The TBB, upon seeing a response with the header X-Human-Proof-Required, will mark any domains that return this as "requiring human proof" (for the given session), and for any pages whose URL contains a domain in this list, display the bar shown in the screenshot (unless it's already been dismissed).

Now when any non-GET request is made to a domain marked as "requiring human proof" (whether AJAX, WebSocket or otherwise), pause the request, and open a new tab to the URL required (given in the X-Human-Proof-Required header). Wait for a response from the given domain that does not contain the X-Human-Proof-Required header, then continue the paused request (actually send the request to the server).

Future Improvements

This would give us a good foundation for building on iterative UX improvements, and improving mechanisms for how user agents prove to servers that they are being operated by humans.

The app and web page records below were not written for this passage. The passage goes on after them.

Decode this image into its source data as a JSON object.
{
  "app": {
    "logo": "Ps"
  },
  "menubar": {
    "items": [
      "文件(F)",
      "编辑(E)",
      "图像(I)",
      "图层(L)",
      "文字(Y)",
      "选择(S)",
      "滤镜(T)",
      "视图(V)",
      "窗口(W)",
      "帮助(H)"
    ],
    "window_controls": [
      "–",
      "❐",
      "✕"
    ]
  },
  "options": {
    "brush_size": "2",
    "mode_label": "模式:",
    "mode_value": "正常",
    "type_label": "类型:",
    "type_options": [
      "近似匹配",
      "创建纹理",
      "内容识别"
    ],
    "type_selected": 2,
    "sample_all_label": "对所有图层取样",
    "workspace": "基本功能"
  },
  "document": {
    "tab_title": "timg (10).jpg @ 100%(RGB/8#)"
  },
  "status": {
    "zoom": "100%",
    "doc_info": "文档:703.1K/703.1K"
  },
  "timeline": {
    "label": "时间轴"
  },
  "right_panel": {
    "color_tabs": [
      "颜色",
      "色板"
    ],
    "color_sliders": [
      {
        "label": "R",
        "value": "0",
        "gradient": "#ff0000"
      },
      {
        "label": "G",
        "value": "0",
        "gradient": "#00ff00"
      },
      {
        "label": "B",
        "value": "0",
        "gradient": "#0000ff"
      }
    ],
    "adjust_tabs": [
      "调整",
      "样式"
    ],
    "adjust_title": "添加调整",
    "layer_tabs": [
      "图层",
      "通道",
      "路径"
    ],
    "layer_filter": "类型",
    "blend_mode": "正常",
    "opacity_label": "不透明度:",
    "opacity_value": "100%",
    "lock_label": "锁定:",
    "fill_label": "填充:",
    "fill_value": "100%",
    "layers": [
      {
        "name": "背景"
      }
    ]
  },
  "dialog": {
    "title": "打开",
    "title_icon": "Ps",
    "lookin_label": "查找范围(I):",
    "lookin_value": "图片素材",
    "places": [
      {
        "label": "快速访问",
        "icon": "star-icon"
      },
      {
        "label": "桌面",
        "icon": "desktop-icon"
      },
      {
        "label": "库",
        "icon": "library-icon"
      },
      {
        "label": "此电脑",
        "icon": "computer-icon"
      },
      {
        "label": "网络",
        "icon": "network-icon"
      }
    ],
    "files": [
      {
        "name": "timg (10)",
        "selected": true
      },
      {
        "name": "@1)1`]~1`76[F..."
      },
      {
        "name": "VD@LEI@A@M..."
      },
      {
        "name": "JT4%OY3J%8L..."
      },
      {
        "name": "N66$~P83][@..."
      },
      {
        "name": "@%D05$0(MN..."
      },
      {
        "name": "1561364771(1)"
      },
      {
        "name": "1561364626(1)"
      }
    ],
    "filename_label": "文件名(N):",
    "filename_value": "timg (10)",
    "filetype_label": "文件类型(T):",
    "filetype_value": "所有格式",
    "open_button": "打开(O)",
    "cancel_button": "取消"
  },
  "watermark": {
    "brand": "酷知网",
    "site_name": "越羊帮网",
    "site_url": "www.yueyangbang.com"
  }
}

From here we could:

  • Submit an RFC for these headers, and try and make an official spec for the behaviour.
  • Make these changes in the client (handling of headers, pausing requests, opening challenge in new tab etc...) upstream, and across other browsers.
  • Iteratively improve the UI, such as displaying a blocking-dialog on any pages that are waiting on a captcha (or other challenge) to be completed.
  • Encourage websites that don't use CloudFlare, but block tor exit nodes to instead behave in this manner.

Potential Issues

The biggest issue I see with this solution is that it would require some non-trivial engineering effort from the Tor developers. For CloudFlare, I feel that this engineering effort would be comparatively less difficult. But I honesty feel it would pay off.

Another thing I did think of is that this mechanism may encourage website operators to more eagerly block Tor traffic and require "proof-of-humanness" to use a website to its full capacity, but I'm unsure about that.

After having given this idea some thought for a couple of days, other than the above points, I am yet to come up with any significant issues. Please let me know if you can think of any and I'll update this post.

I look forward to seeing if this idea can get us any further to finding a complete solution.

Comments

Sam Lanning

Sam Lanning

Studied Computer Science @ Oxford University. Interested in Communication, Security, Privacy, Anonymity, P2P, E2E, Mesh, Censorship Resistance etc...

Oxford - UK